Supplied data below:
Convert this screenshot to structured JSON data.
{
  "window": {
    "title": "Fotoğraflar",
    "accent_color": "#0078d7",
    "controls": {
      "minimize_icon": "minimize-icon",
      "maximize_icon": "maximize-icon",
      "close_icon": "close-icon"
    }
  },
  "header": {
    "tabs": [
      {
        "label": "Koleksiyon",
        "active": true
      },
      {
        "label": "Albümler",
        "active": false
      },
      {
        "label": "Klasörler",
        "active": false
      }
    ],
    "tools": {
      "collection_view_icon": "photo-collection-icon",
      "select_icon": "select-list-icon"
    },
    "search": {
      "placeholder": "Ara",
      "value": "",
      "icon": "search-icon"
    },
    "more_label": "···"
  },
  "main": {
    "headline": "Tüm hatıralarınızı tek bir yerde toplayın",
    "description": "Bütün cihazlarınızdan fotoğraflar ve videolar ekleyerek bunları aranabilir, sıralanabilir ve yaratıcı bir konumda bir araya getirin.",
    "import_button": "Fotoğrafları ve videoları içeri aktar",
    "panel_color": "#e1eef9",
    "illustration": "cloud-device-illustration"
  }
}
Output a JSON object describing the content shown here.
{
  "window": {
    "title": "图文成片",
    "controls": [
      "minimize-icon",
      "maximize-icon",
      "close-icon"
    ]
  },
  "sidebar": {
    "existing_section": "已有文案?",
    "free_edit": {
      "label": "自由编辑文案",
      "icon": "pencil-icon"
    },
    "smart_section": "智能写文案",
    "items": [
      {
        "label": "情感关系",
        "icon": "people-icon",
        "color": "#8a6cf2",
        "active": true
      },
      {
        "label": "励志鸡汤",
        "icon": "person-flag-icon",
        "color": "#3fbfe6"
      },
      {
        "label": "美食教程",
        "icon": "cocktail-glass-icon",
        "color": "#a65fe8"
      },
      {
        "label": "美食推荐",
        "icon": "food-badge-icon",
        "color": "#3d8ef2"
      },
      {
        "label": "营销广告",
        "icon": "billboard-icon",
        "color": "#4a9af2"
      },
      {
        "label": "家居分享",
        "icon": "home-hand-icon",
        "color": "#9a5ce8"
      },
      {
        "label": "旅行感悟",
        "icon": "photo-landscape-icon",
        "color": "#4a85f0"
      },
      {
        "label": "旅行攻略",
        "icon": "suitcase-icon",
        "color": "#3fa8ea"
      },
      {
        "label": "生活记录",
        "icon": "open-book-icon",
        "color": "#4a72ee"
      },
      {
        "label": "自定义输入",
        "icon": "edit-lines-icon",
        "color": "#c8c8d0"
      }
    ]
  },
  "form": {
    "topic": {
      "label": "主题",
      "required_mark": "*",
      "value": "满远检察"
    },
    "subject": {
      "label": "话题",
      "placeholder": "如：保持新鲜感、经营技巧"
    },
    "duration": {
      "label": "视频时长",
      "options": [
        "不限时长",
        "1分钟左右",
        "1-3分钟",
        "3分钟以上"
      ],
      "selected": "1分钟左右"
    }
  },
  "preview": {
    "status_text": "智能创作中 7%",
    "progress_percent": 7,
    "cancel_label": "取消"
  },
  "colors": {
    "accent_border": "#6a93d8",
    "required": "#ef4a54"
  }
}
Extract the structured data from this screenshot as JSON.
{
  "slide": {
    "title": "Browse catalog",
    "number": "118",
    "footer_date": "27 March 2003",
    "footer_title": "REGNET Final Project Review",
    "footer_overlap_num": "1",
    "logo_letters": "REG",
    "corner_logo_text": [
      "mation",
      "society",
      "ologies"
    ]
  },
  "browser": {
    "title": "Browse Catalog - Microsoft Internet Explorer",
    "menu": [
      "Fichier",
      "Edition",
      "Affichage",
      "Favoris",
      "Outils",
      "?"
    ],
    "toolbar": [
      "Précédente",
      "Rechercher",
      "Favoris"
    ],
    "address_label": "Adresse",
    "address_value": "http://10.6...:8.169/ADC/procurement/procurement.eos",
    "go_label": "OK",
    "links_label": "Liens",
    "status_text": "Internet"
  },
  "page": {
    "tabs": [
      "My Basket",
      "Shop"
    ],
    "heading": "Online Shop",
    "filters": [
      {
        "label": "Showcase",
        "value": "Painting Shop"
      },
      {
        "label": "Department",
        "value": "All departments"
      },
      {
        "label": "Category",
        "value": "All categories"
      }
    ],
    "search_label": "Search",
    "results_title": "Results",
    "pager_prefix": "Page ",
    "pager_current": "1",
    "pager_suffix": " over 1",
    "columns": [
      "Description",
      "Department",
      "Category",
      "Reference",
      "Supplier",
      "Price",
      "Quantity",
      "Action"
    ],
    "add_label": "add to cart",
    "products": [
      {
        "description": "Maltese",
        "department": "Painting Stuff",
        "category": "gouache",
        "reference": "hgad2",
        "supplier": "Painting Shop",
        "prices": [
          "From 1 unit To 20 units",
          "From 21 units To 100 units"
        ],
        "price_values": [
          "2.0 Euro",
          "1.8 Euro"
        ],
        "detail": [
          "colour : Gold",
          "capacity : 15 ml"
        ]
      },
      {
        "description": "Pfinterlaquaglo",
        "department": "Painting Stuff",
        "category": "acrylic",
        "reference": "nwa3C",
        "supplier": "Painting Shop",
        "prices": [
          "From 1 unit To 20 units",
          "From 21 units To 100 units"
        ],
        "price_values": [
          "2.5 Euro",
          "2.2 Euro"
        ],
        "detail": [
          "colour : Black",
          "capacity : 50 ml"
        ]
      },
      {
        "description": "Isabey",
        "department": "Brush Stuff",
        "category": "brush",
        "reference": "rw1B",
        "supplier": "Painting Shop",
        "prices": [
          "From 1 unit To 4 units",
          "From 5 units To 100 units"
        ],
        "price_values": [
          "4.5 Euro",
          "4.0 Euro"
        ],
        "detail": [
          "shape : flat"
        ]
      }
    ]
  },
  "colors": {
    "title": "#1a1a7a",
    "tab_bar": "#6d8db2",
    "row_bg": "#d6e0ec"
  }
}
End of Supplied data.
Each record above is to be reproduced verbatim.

Convert this screenshot to structured JSON data.
{
  "window": {
    "title": "Fotoğraflar",
    "accent_color": "#0078d7",
    "controls": {
      "minimize_icon": "minimize-icon",
      "maximize_icon": "maximize-icon",
      "close_icon": "close-icon"
    }
  },
  "header": {
    "tabs": [
      {
        "label": "Koleksiyon",
        "active": true
      },
      {
        "label": "Albümler",
        "active": false
      },
      {
        "label": "Klasörler",
        "active": false
      }
    ],
    "tools": {
      "collection_view_icon": "photo-collection-icon",
      "select_icon": "select-list-icon"
    },
    "search": {
      "placeholder": "Ara",
      "value": "",
      "icon": "search-icon"
    },
    "more_label": "···"
  },
  "main": {
    "headline": "Tüm hatıralarınızı tek bir yerde toplayın",
    "description": "Bütün cihazlarınızdan fotoğraflar ve videolar ekleyerek bunları aranabilir, sıralanabilir ve yaratıcı bir konumda bir araya getirin.",
    "import_button": "Fotoğrafları ve videoları içeri aktar",
    "panel_color": "#e1eef9",
    "illustration": "cloud-device-illustration"
  }
}
Output a JSON object describing the content shown here.
{
  "window": {
    "title": "图文成片",
    "controls": [
      "minimize-icon",
      "maximize-icon",
      "close-icon"
    ]
  },
  "sidebar": {
    "existing_section": "已有文案?",
    "free_edit": {
      "label": "自由编辑文案",
      "icon": "pencil-icon"
    },
    "smart_section": "智能写文案",
    "items": [
      {
        "label": "情感关系",
        "icon": "people-icon",
        "color": "#8a6cf2",
        "active": true
      },
      {
        "label": "励志鸡汤",
        "icon": "person-flag-icon",
        "color": "#3fbfe6"
      },
      {
        "label": "美食教程",
        "icon": "cocktail-glass-icon",
        "color": "#a65fe8"
      },
      {
        "label": "美食推荐",
        "icon": "food-badge-icon",
        "color": "#3d8ef2"
      },
      {
        "label": "营销广告",
        "icon": "billboard-icon",
        "color": "#4a9af2"
      },
      {
        "label": "家居分享",
        "icon": "home-hand-icon",
        "color": "#9a5ce8"
      },
      {
        "label": "旅行感悟",
        "icon": "photo-landscape-icon",
        "color": "#4a85f0"
      },
      {
        "label": "旅行攻略",
        "icon": "suitcase-icon",
        "color": "#3fa8ea"
      },
      {
        "label": "生活记录",
        "icon": "open-book-icon",
        "color": "#4a72ee"
      },
      {
        "label": "自定义输入",
        "icon": "edit-lines-icon",
        "color": "#c8c8d0"
      }
    ]
  },
  "form": {
    "topic": {
      "label": "主题",
      "required_mark": "*",
      "value": "满远检察"
    },
    "subject": {
      "label": "话题",
      "placeholder": "如：保持新鲜感、经营技巧"
    },
    "duration": {
      "label": "视频时长",
      "options": [
        "不限时长",
        "1分钟左右",
        "1-3分钟",
        "3分钟以上"
      ],
      "selected": "1分钟左右"
    }
  },
  "preview": {
    "status_text": "智能创作中 7%",
    "progress_percent": 7,
    "cancel_label": "取消"
  },
  "colors": {
    "accent_border": "#6a93d8",
    "required": "#ef4a54"
  }
}
Extract the structured data from this screenshot as JSON.
{
  "slide": {
    "title": "Browse catalog",
    "number": "118",
    "footer_date": "27 March 2003",
    "footer_title": "REGNET Final Project Review",
    "footer_overlap_num": "1",
    "logo_letters": "REG",
    "corner_logo_text": [
      "mation",
      "society",
      "ologies"
    ]
  },
  "browser": {
    "title": "Browse Catalog - Microsoft Internet Explorer",
    "menu": [
      "Fichier",
      "Edition",
      "Affichage",
      "Favoris",
      "Outils",
      "?"
    ],
    "toolbar": [
      "Précédente",
      "Rechercher",
      "Favoris"
    ],
    "address_label": "Adresse",
    "address_value": "http://10.6...:8.169/ADC/procurement/procurement.eos",
    "go_label": "OK",
    "links_label": "Liens",
    "status_text": "Internet"
  },
  "page": {
    "tabs": [
      "My Basket",
      "Shop"
    ],
    "heading": "Online Shop",
    "filters": [
      {
        "label": "Showcase",
        "value": "Painting Shop"
      },
      {
        "label": "Department",
        "value": "All departments"
      },
      {
        "label": "Category",
        "value": "All categories"
      }
    ],
    "search_label": "Search",
    "results_title": "Results",
    "pager_prefix": "Page ",
    "pager_current": "1",
    "pager_suffix": " over 1",
    "columns": [
      "Description",
      "Department",
      "Category",
      "Reference",
      "Supplier",
      "Price",
      "Quantity",
      "Action"
    ],
    "add_label": "add to cart",
    "products": [
      {
        "description": "Maltese",
        "department": "Painting Stuff",
        "category": "gouache",
        "reference": "hgad2",
        "supplier": "Painting Shop",
        "prices": [
          "From 1 unit To 20 units",
          "From 21 units To 100 units"
        ],
        "price_values": [
          "2.0 Euro",
          "1.8 Euro"
        ],
        "detail": [
          "colour : Gold",
          "capacity : 15 ml"
        ]
      },
      {
        "description": "Pfinterlaquaglo",
        "department": "Painting Stuff",
        "category": "acrylic",
        "reference": "nwa3C",
        "supplier": "Painting Shop",
        "prices": [
          "From 1 unit To 20 units",
          "From 21 units To 100 units"
        ],
        "price_values": [
          "2.5 Euro",
          "2.2 Euro"
        ],
        "detail": [
          "colour : Black",
          "capacity : 50 ml"
        ]
      },
      {
        "description": "Isabey",
        "department": "Brush Stuff",
        "category": "brush",
        "reference": "rw1B",
        "supplier": "Painting Shop",
        "prices": [
          "From 1 unit To 4 units",
          "From 5 units To 100 units"
        ],
        "price_values": [
          "4.5 Euro",
          "4.0 Euro"
        ],
        "detail": [
          "shape : flat"
        ]
      }
    ]
  },
  "colors": {
    "title": "#1a1a7a",
    "tab_bar": "#6d8db2",
    "row_bg": "#d6e0ec"
  }
}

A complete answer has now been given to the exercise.